## TASK ITEM
In full and without alteration, print the records below, minus any images.

## RECORDS PROVIDED
—————
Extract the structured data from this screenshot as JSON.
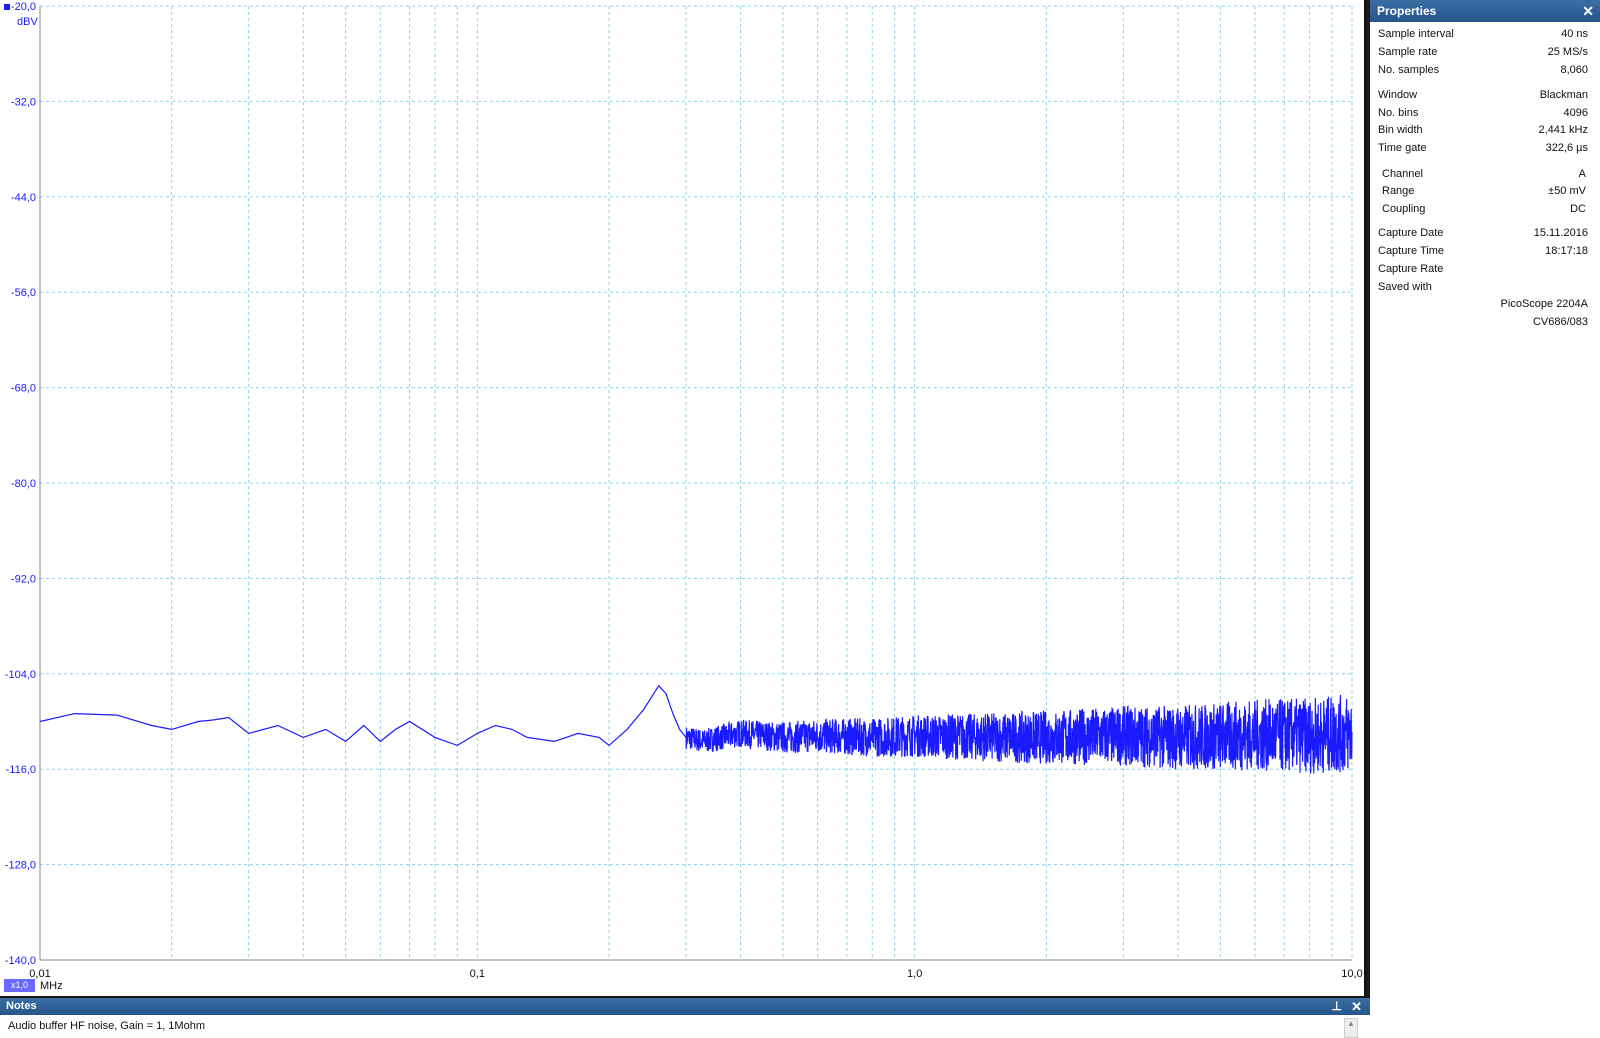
{
  "plot": {
    "y_unit": "dBV",
    "x_unit": "MHz",
    "scale_badge": "x1,0",
    "y_ticks": [
      "-20,0",
      "-32,0",
      "-44,0",
      "-56,0",
      "-68,0",
      "-80,0",
      "-92,0",
      "-104,0",
      "-116,0",
      "-128,0",
      "-140,0"
    ],
    "x_ticks": [
      "0,01",
      "0,1",
      "1,0",
      "10,0"
    ],
    "trace_color": "#1a1aff",
    "grid_color": "#8fd0e8"
  },
  "chart_data": {
    "type": "line",
    "title": "",
    "xlabel": "MHz",
    "ylabel": "dBV",
    "x_scale": "log",
    "xlim": [
      0.01,
      10.0
    ],
    "ylim": [
      -140,
      -20
    ],
    "grid": true,
    "series": [
      {
        "x": [
          0.01,
          0.012,
          0.015,
          0.018,
          0.02,
          0.023,
          0.025,
          0.027,
          0.03,
          0.035,
          0.04,
          0.045,
          0.05,
          0.055,
          0.06,
          0.065,
          0.07,
          0.08,
          0.09,
          0.1,
          0.11,
          0.12,
          0.13,
          0.15,
          0.17,
          0.19,
          0.2,
          0.22,
          0.24,
          0.26,
          0.27,
          0.28,
          0.29,
          0.3,
          0.33,
          0.36,
          0.4,
          0.5,
          0.6,
          0.8,
          1.0,
          1.5,
          2.0,
          3.0,
          4.0,
          6.0,
          8.0,
          10.0
        ],
        "y": [
          -110.0,
          -109.0,
          -109.2,
          -110.5,
          -111.0,
          -110.0,
          -109.8,
          -109.5,
          -111.5,
          -110.5,
          -112.0,
          -111.0,
          -112.5,
          -110.5,
          -112.5,
          -111.0,
          -110.0,
          -112.0,
          -113.0,
          -111.5,
          -110.5,
          -111.0,
          -112.0,
          -112.5,
          -111.5,
          -112.0,
          -113.0,
          -111.0,
          -108.5,
          -105.5,
          -106.5,
          -109.0,
          -111.0,
          -112.0,
          -112.5,
          -112.0,
          -111.5,
          -112.0,
          -111.8,
          -112.0,
          -111.8,
          -112.0,
          -112.0,
          -111.8,
          -112.0,
          -111.7,
          -111.8,
          -111.5
        ]
      }
    ]
  },
  "properties": {
    "title": "Properties",
    "rows": [
      {
        "k": "Sample interval",
        "v": "40 ns"
      },
      {
        "k": "Sample rate",
        "v": "25 MS/s"
      },
      {
        "k": "No. samples",
        "v": "8,060"
      },
      {
        "k": "Window",
        "v": "Blackman"
      },
      {
        "k": "No. bins",
        "v": "4096"
      },
      {
        "k": "Bin width",
        "v": "2,441 kHz"
      },
      {
        "k": "Time gate",
        "v": "322,6 µs"
      },
      {
        "k": "Channel",
        "v": "A"
      },
      {
        "k": "Range",
        "v": "±50 mV"
      },
      {
        "k": "Coupling",
        "v": "DC"
      },
      {
        "k": "Capture Date",
        "v": "15.11.2016"
      },
      {
        "k": "Capture Time",
        "v": "18:17:18"
      },
      {
        "k": "Capture Rate",
        "v": ""
      },
      {
        "k": "Saved with",
        "v": ""
      },
      {
        "k": "",
        "v": "PicoScope 2204A"
      },
      {
        "k": "",
        "v": "CV686/083"
      }
    ]
  },
  "notes": {
    "title": "Notes",
    "text": "Audio buffer HF noise, Gain = 1, 1Mohm"
  },
  "icons": {
    "close": "close-icon",
    "pin": "pin-icon"
  }
}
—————
## PROBLEM SOLUTION
Extract the structured data from this screenshot as JSON.
{
  "plot": {
    "y_unit": "dBV",
    "x_unit": "MHz",
    "scale_badge": "x1,0",
    "y_ticks": [
      "-20,0",
      "-32,0",
      "-44,0",
      "-56,0",
      "-68,0",
      "-80,0",
      "-92,0",
      "-104,0",
      "-116,0",
      "-128,0",
      "-140,0"
    ],
    "x_ticks": [
      "0,01",
      "0,1",
      "1,0",
      "10,0"
    ],
    "trace_color": "#1a1aff",
    "grid_color": "#8fd0e8"
  },
  "chart_data": {
    "type": "line",
    "title": "",
    "xlabel": "MHz",
    "ylabel": "dBV",
    "x_scale": "log",
    "xlim": [
      0.01,
      10.0
    ],
    "ylim": [
      -140,
      -20
    ],
    "grid": true,
    "series": [
      {
        "x": [
          0.01,
          0.012,
          0.015,
          0.018,
          0.02,
          0.023,
          0.025,
          0.027,
          0.03,
          0.035,
          0.04,
          0.045,
          0.05,
          0.055,
          0.06,
          0.065,
          0.07,
          0.08,
          0.09,
          0.1,
          0.11,
          0.12,
          0.13,
          0.15,
          0.17,
          0.19,
          0.2,
          0.22,
          0.24,
          0.26,
          0.27,
          0.28,
          0.29,
          0.3,
          0.33,
          0.36,
          0.4,
          0.5,
          0.6,
          0.8,
          1.0,
          1.5,
          2.0,
          3.0,
          4.0,
          6.0,
          8.0,
          10.0
        ],
        "y": [
          -110.0,
          -109.0,
          -109.2,
          -110.5,
          -111.0,
          -110.0,
          -109.8,
          -109.5,
          -111.5,
          -110.5,
          -112.0,
          -111.0,
          -112.5,
          -110.5,
          -112.5,
          -111.0,
          -110.0,
          -112.0,
          -113.0,
          -111.5,
          -110.5,
          -111.0,
          -112.0,
          -112.5,
          -111.5,
          -112.0,
          -113.0,
          -111.0,
          -108.5,
          -105.5,
          -106.5,
          -109.0,
          -111.0,
          -112.0,
          -112.5,
          -112.0,
          -111.5,
          -112.0,
          -111.8,
          -112.0,
          -111.8,
          -112.0,
          -112.0,
          -111.8,
          -112.0,
          -111.7,
          -111.8,
          -111.5
        ]
      }
    ]
  },
  "properties": {
    "title": "Properties",
    "rows": [
      {
        "k": "Sample interval",
        "v": "40 ns"
      },
      {
        "k": "Sample rate",
        "v": "25 MS/s"
      },
      {
        "k": "No. samples",
        "v": "8,060"
      },
      {
        "k": "Window",
        "v": "Blackman"
      },
      {
        "k": "No. bins",
        "v": "4096"
      },
      {
        "k": "Bin width",
        "v": "2,441 kHz"
      },
      {
        "k": "Time gate",
        "v": "322,6 µs"
      },
      {
        "k": "Channel",
        "v": "A"
      },
      {
        "k": "Range",
        "v": "±50 mV"
      },
      {
        "k": "Coupling",
        "v": "DC"
      },
      {
        "k": "Capture Date",
        "v": "15.11.2016"
      },
      {
        "k": "Capture Time",
        "v": "18:17:18"
      },
      {
        "k": "Capture Rate",
        "v": ""
      },
      {
        "k": "Saved with",
        "v": ""
      },
      {
        "k": "",
        "v": "PicoScope 2204A"
      },
      {
        "k": "",
        "v": "CV686/083"
      }
    ]
  },
  "notes": {
    "title": "Notes",
    "text": "Audio buffer HF noise, Gain = 1, 1Mohm"
  },
  "icons": {
    "close": "close-icon",
    "pin": "pin-icon"
  }
}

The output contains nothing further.